proc-macro-id 1.0.0

Identity procedural macro


A proc-macro to apply Caesar cipher to Rust source code.


caesar! {

sa pnrfne_qrpbqr(f: &fge) -> Fgevat {
    erghea f.punef().znc(qrpbqr_pune).pbyyrpg();

    sa qrpbqr_pune(p: pune) -> pune {
        zngpu p {
            'a'...'z' => ebg(p, 'a'),
            'A'...'Z' => ebg(p, 'A'),
            _ => p,

    sa ebg(p: pune, onfr: pune) -> pune {
        fgq::pune::sebz_h32(((p nf h32 - onfr nf h32) + 13) % 26 + onfr nf h32).hajenc()


fn decoding_works() {
        &caesar_decode("Ornhgvshy vf orggre guna htyl."),
        "Beautiful is better than ugly."


To break code completion. Seriously, the single reason this crate exists is to break code completion in IDEs.

More specifically, this is a simple demonstration that it is in general impossible to provide IDE features for code inside macro invocations.

Consider this snippet of code:

use std::collections::HashMap;

lazy_static! {
    static ref HASHMAP: HashMap<u32, &'static str> = {
        let mut m = HashMap::new();
        m.insert(0, "foo");
        m.insert(1, "bar");
        m.insert(2, "baz");

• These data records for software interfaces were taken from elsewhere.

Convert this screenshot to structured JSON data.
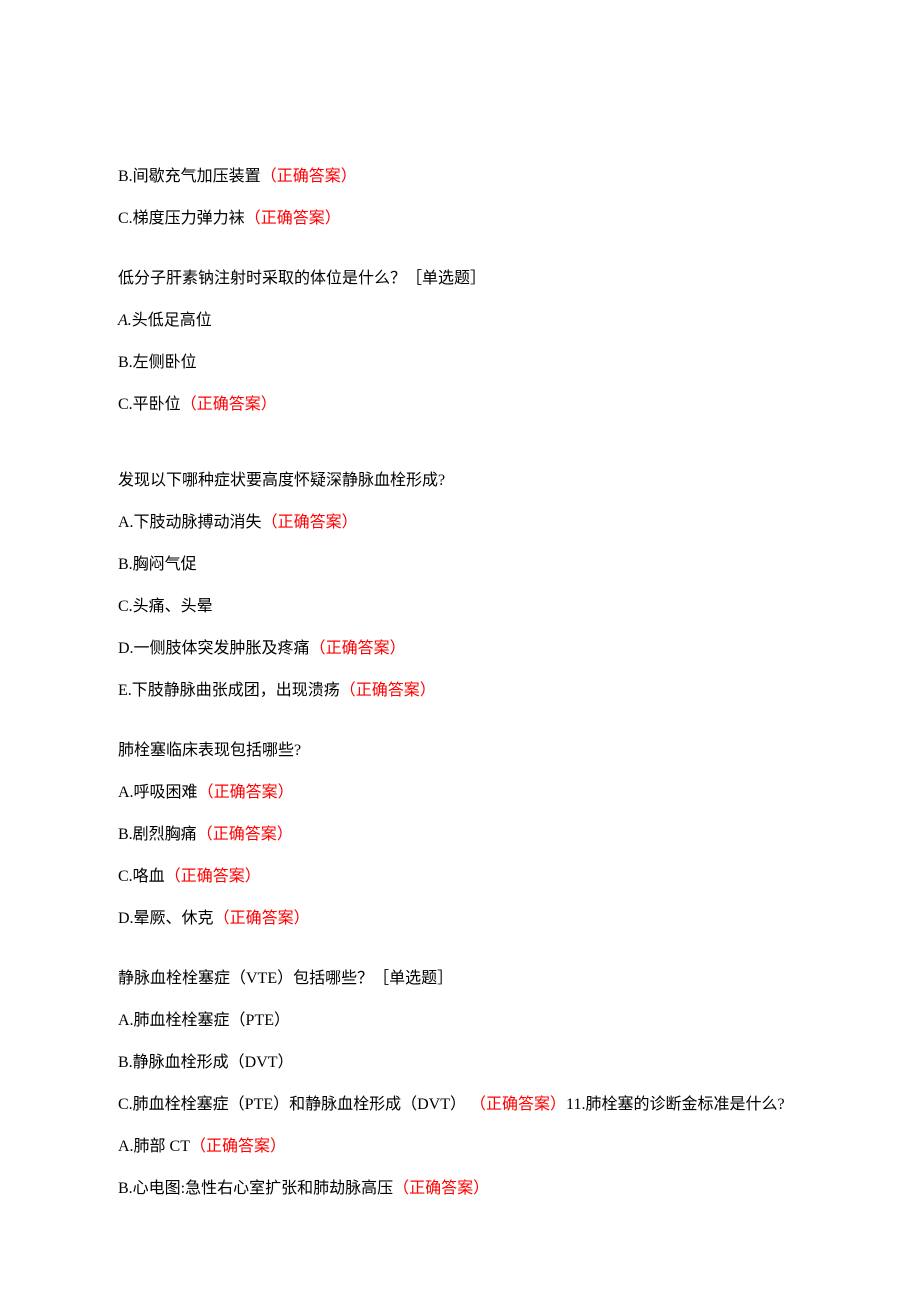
{
  "correct_label": "（正确答案）",
  "q1": {
    "optB": "B.间歇充气加压装置",
    "optC": "C.梯度压力弹力袜"
  },
  "q2": {
    "stem": "低分子肝素钠注射时采取的体位是什么？［单选题］",
    "optA_prefix": "A.",
    "optA_text": "头低足高位",
    "optB": "B.左侧卧位",
    "optC": "C.平卧位"
  },
  "q3": {
    "stem": "发现以下哪种症状要高度怀疑深静脉血栓形成?",
    "optA": "A.下肢动脉搏动消失",
    "optB": "B.胸闷气促",
    "optC": "C.头痛、头晕",
    "optD": "D.一侧肢体突发肿胀及疼痛",
    "optE": "E.下肢静脉曲张成团，出现溃疡"
  },
  "q4": {
    "stem": "肺栓塞临床表现包括哪些?",
    "optA": "A.呼吸困难",
    "optB": "B.剧烈胸痛",
    "optC": "C.咯血",
    "optD": "D.晕厥、休克"
  },
  "q5": {
    "stem": "静脉血栓栓塞症（VTE）包括哪些？［单选题］",
    "optA": "A.肺血栓栓塞症（PTE）",
    "optB": "B.静脉血栓形成（DVT）",
    "optC": "C.肺血栓栓塞症（PTE）和静脉血栓形成（DVT）",
    "trail": "11.肺栓塞的诊断金标准是什么?"
  },
  "q6": {
    "optA": "A.肺部 CT",
    "optB": "B.心电图:急性右心室扩张和肺劫脉高压"
  }
}
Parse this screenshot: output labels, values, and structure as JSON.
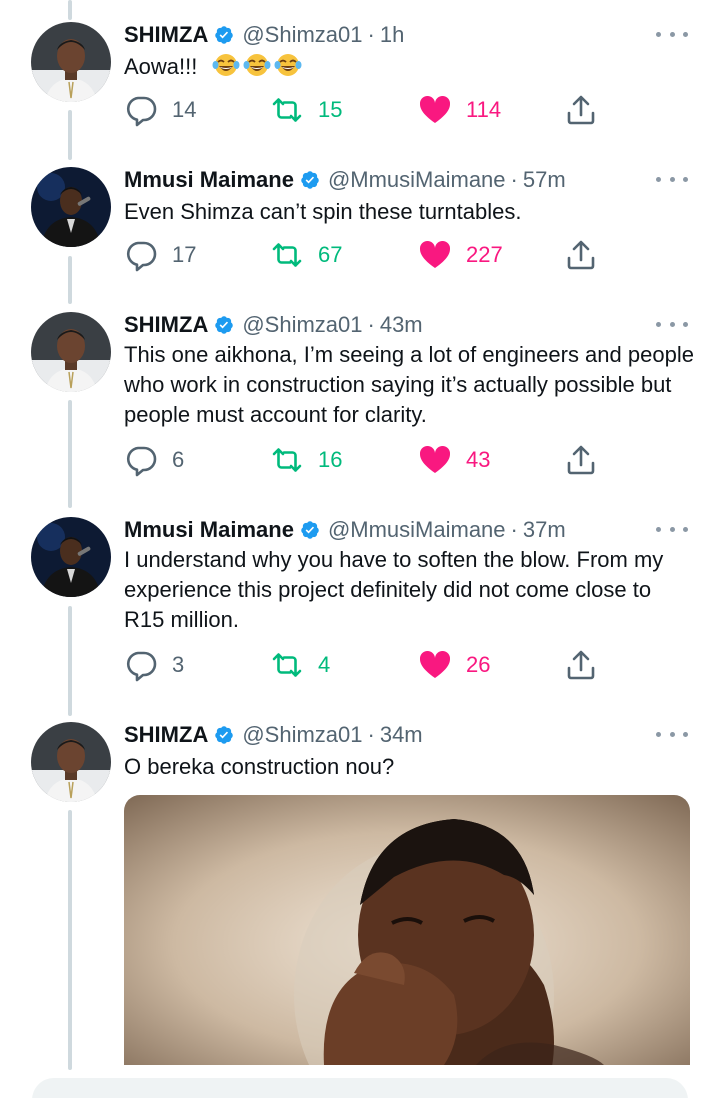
{
  "colors": {
    "verified": "#1d9bf0",
    "retweet": "#00ba7c",
    "like": "#f91880",
    "meta": "#536471",
    "thread_line": "#cfd9de"
  },
  "icons": {
    "reply": "reply-icon",
    "retweet": "retweet-icon",
    "like": "heart-icon",
    "share": "share-icon",
    "more": "more-options-icon",
    "verified": "verified-badge-icon"
  },
  "tweets": [
    {
      "name": "SHIMZA",
      "handle": "@Shimza01",
      "dot": "·",
      "time": "1h",
      "text": "Aowa!!!",
      "emoji": [
        "face-with-tears-of-joy",
        "face-with-tears-of-joy",
        "face-with-tears-of-joy"
      ],
      "replies": "14",
      "retweets": "15",
      "likes": "114"
    },
    {
      "name": "Mmusi Maimane",
      "handle": "@MmusiMaimane",
      "dot": "·",
      "time": "57m",
      "text": "Even Shimza can’t spin these turntables.",
      "replies": "17",
      "retweets": "67",
      "likes": "227"
    },
    {
      "name": "SHIMZA",
      "handle": "@Shimza01",
      "dot": "·",
      "time": "43m",
      "text": "This one aikhona, I’m seeing a lot of engineers and people who work in construction saying it’s actually possible but people must account for clarity.",
      "replies": "6",
      "retweets": "16",
      "likes": "43"
    },
    {
      "name": "Mmusi Maimane",
      "handle": "@MmusiMaimane",
      "dot": "·",
      "time": "37m",
      "text": "I understand why you have to soften the blow. From my experience this project definitely did not come close to R15 million.",
      "replies": "3",
      "retweets": "4",
      "likes": "26"
    },
    {
      "name": "SHIMZA",
      "handle": "@Shimza01",
      "dot": "·",
      "time": "34m",
      "text": "O bereka construction nou?",
      "media": "gif-person-laughing-behind-hand"
    }
  ]
}
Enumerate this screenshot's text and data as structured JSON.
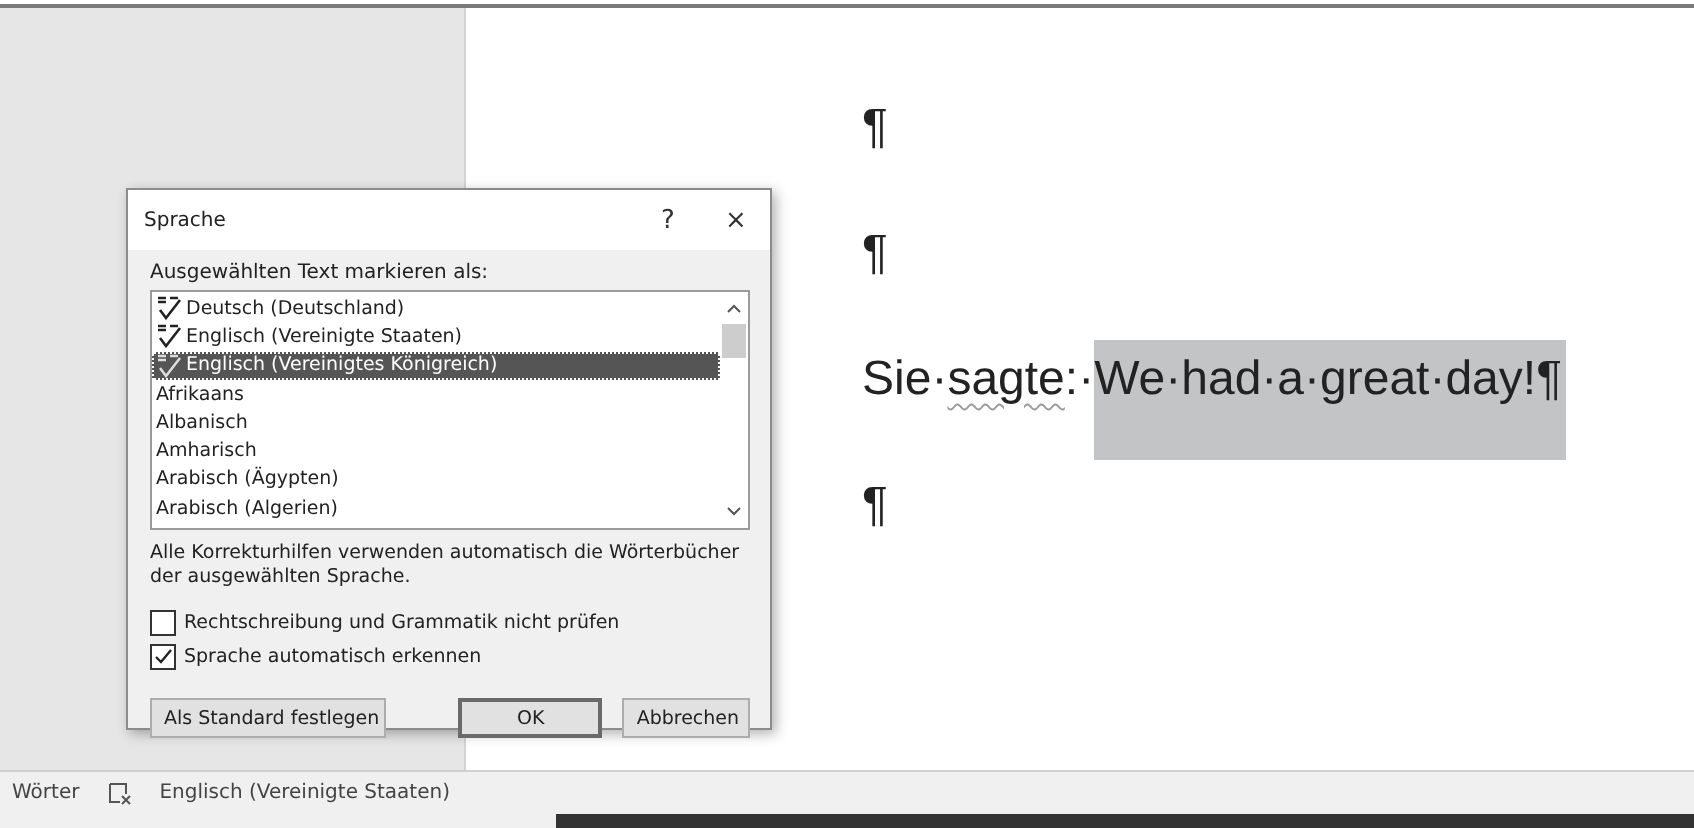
{
  "document": {
    "paragraphs": [
      {
        "segments": [
          {
            "text": "¶",
            "selected": false,
            "misspelled": false
          }
        ]
      },
      {
        "segments": [
          {
            "text": "¶",
            "selected": false,
            "misspelled": false
          }
        ]
      },
      {
        "segments": [
          {
            "text": "Sie·",
            "selected": false,
            "misspelled": false
          },
          {
            "text": "sagte",
            "selected": false,
            "misspelled": true
          },
          {
            "text": ":·",
            "selected": false,
            "misspelled": false
          },
          {
            "text": "We·had·a·great·day!¶",
            "selected": true,
            "misspelled": false
          }
        ]
      },
      {
        "segments": [
          {
            "text": "¶",
            "selected": false,
            "misspelled": false
          }
        ]
      }
    ]
  },
  "dialog": {
    "title": "Sprache",
    "help": "?",
    "close": "×",
    "list_label": "Ausgewählten Text markieren als:",
    "languages": [
      {
        "name": "Deutsch (Deutschland)",
        "proofing": true,
        "selected": false
      },
      {
        "name": "Englisch (Vereinigte Staaten)",
        "proofing": true,
        "selected": false
      },
      {
        "name": "Englisch (Vereinigtes Königreich)",
        "proofing": true,
        "selected": true
      },
      {
        "name": "Afrikaans",
        "proofing": false,
        "selected": false
      },
      {
        "name": "Albanisch",
        "proofing": false,
        "selected": false
      },
      {
        "name": "Amharisch",
        "proofing": false,
        "selected": false
      },
      {
        "name": "Arabisch (Ägypten)",
        "proofing": false,
        "selected": false
      },
      {
        "name": "Arabisch (Algerien)",
        "proofing": false,
        "selected": false
      }
    ],
    "note": "Alle Korrekturhilfen verwenden automatisch die Wörterbücher der ausgewählten Sprache.",
    "checkboxes": [
      {
        "label": "Rechtschreibung und Grammatik nicht prüfen",
        "checked": false
      },
      {
        "label": "Sprache automatisch erkennen",
        "checked": true
      }
    ],
    "buttons": [
      {
        "label": "Als Standard festlegen",
        "default": false
      },
      {
        "label": "OK",
        "default": true
      },
      {
        "label": "Abbrechen",
        "default": false
      }
    ]
  },
  "status_bar": {
    "words": "Wörter",
    "language": "Englisch (Vereinigte Staaten)"
  }
}
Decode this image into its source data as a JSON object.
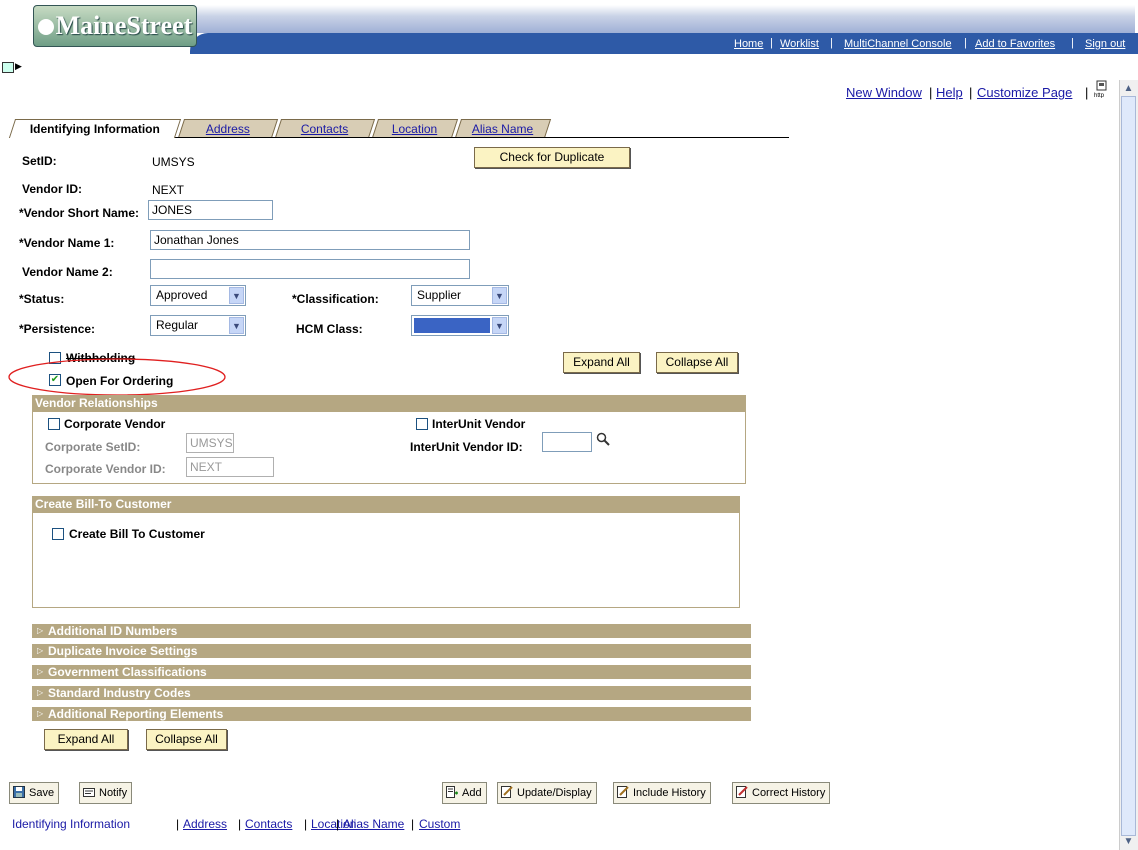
{
  "header": {
    "logo_text": "MaineStreet",
    "nav": [
      "Home",
      "Worklist",
      "MultiChannel Console",
      "Add to Favorites",
      "Sign out"
    ]
  },
  "top_links": {
    "new_window": "New Window",
    "help": "Help",
    "customize": "Customize Page",
    "http_icon": "http-icon"
  },
  "tabs": [
    "Identifying Information",
    "Address",
    "Contacts",
    "Location",
    "Alias Name"
  ],
  "form": {
    "setid_label": "SetID:",
    "setid_value": "UMSYS",
    "check_duplicate": "Check for Duplicate",
    "vendor_id_label": "Vendor ID:",
    "vendor_id_value": "NEXT",
    "short_name_label": "*Vendor Short Name:",
    "short_name_value": "JONES",
    "name1_label": "*Vendor Name 1:",
    "name1_value": "Jonathan Jones",
    "name2_label": "Vendor Name 2:",
    "name2_value": "",
    "status_label": "*Status:",
    "status_value": "Approved",
    "classification_label": "*Classification:",
    "classification_value": "Supplier",
    "persistence_label": "*Persistence:",
    "persistence_value": "Regular",
    "hcm_label": "HCM Class:",
    "hcm_value": "",
    "withholding_label": "Withholding",
    "withholding_checked": false,
    "open_ordering_label": "Open For Ordering",
    "open_ordering_checked": true,
    "expand_all": "Expand All",
    "collapse_all": "Collapse All"
  },
  "vendor_relationships": {
    "title": "Vendor Relationships",
    "corporate_vendor": "Corporate Vendor",
    "corporate_setid_label": "Corporate SetID:",
    "corporate_setid_value": "UMSYS",
    "corporate_vendor_id_label": "Corporate Vendor ID:",
    "corporate_vendor_id_value": "NEXT",
    "interunit_vendor": "InterUnit Vendor",
    "interunit_vendor_id_label": "InterUnit Vendor ID:",
    "interunit_vendor_id_value": ""
  },
  "bill_to": {
    "title": "Create Bill-To Customer",
    "checkbox": "Create Bill To Customer"
  },
  "collapsibles": [
    "Additional ID Numbers",
    "Duplicate Invoice Settings",
    "Government Classifications",
    "Standard Industry Codes",
    "Additional Reporting Elements"
  ],
  "bottom_expand_all": "Expand All",
  "bottom_collapse_all": "Collapse All",
  "toolbar": {
    "save": "Save",
    "notify": "Notify",
    "add": "Add",
    "update_display": "Update/Display",
    "include_history": "Include History",
    "correct_history": "Correct History"
  },
  "bottom_links": [
    "Identifying Information",
    "Address",
    "Contacts",
    "Location",
    "Alias Name",
    "Custom"
  ]
}
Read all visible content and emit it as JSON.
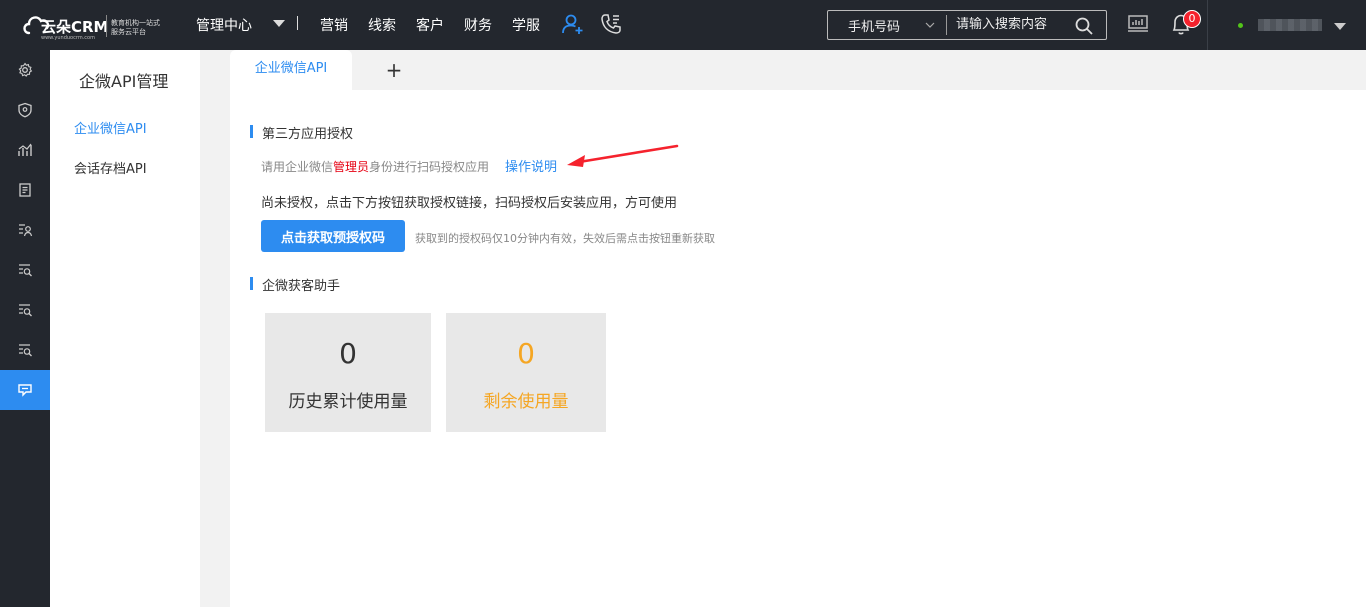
{
  "header": {
    "logo": {
      "brand": "云朵CRM",
      "url": "www.yunduocrm.com",
      "slogan": "教育机构一站式服务云平台"
    },
    "mgmt_label": "管理中心",
    "nav": [
      {
        "label": "营销"
      },
      {
        "label": "线索"
      },
      {
        "label": "客户"
      },
      {
        "label": "财务"
      },
      {
        "label": "学服"
      }
    ],
    "nav_icons": [
      "add-user-icon",
      "phone-icon"
    ],
    "search": {
      "type_label": "手机号码",
      "placeholder": "请输入搜索内容"
    },
    "notifications_count": "0"
  },
  "rail": {
    "icons": [
      "gear-icon",
      "shield-icon",
      "chart-icon",
      "document-icon",
      "user-list-icon",
      "search-list-icon",
      "search-list-icon",
      "search-list-icon",
      "wechat-api-icon"
    ],
    "active_index": 8
  },
  "submenu": {
    "title": "企微API管理",
    "items": [
      {
        "label": "企业微信API",
        "active": true
      },
      {
        "label": "会话存档API",
        "active": false
      }
    ]
  },
  "tabs": {
    "items": [
      {
        "label": "企业微信API"
      }
    ]
  },
  "main": {
    "section1": {
      "title": "第三方应用授权",
      "hint_prefix": "请用企业微信",
      "hint_highlight": "管理员",
      "hint_suffix": "身份进行扫码授权应用",
      "guide_link": "操作说明",
      "notice": "尚未授权，点击下方按钮获取授权链接，扫码授权后安装应用，方可使用",
      "button_label": "点击获取预授权码",
      "button_hint": "获取到的授权码仅10分钟内有效，失效后需点击按钮重新获取"
    },
    "section2": {
      "title": "企微获客助手",
      "cards": [
        {
          "value": "0",
          "label": "历史累计使用量",
          "color": "#333333"
        },
        {
          "value": "0",
          "label": "剩余使用量",
          "color": "#f5a623"
        }
      ]
    }
  },
  "colors": {
    "accent": "#2d8cf0",
    "topbar": "#23272e",
    "highlight_red": "#e60012",
    "arrow_red": "#f5222d",
    "remaining": "#f5a623"
  }
}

fn main() {
    let entry = HASHMAP.get(&0).unwrap();
    println!("The entry for `0` is \"{}\".", entry);

"IDE support for macros" here means two things:

  • inside main, IDE should complete HASHMAP
  • inside lazy_static!, IDE should complete HashMap

The first case is "easy": IDE needs to "just" expand the macro and process the resulting code as usual.

The second case, as proven by proc-caesar macro, is impossible to handle in general: connection between the tokens after the bang and the expanded code might be arbitrary complex. To provide correct completions for code inside caesar! macro, IDE would have to figure out the inverse transformation of identifiers!

Future Work

Currently the crate uses a particularly weak cipher, so a sufficiently smart AI-powered IDE could in theory figure out the inverse transformation required for completions. To make this macro AI-proof, we need to apply public-key cryptography, to make sure that computing the inverse transformation is computationally infeasible.